Monday, May 5, 2014
The ache is deep. The loss profound. Crying now amounts to bouts of low growls, a kind of gasping, like my guts might be falling out. Way beyond crying loudly, yet quieter. In fact it's more a quiet deep gasping for air, for faith, for strength. He has been hospitalized for a UTI and a subsequent stay at a rehab nursing home..."to recover his strength" before returning home. While he was in the hospital, I visited group homes as I struggled with the fact that he was becoming very difficult to care for at home. I felt the predictable mix of horror and relief as I considered these kinds of options but was not prepared for the actual horror I felt when I visited the homes. I came away determined to try longer to care for him myself. I just couldn't leave him in one of those places. My new resolve was severely tested in the rehab place where the predominant "therapy" for "returning him to strength" meant using strong psychotic and sedative drugs and injections and strapping him in a wheelchair. He left the center weaker than when he entered and barely awake. It took a day but he not only returned to full pre infection strength but also entered an unbelievable renaissance period of almost coherent language and socially appropriate interactions. We thoroughly enjoyed the respite and his company. I tried desperately not to jump on the roller coaster ride of hope, and sure enough, three days later the shadow of my husband replaced this new version. Now as the house quiets and the last of the caregivers leave, I am alone with him. This should be a relief to reclaim our own space, to be alone with each other. It is terrifying. So far he can't get out of his hospital bed but if he does, I have no idea with whom I will be dealing. My own sweet absent minded professor is long gone.
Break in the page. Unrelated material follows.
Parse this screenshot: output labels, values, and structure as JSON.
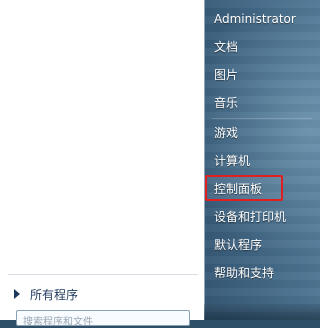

This creature, this specter, with snarling fangs and drooling lips, comes at me with fists curled, spitting venomous gibberish into the air. I am afraid of the dark.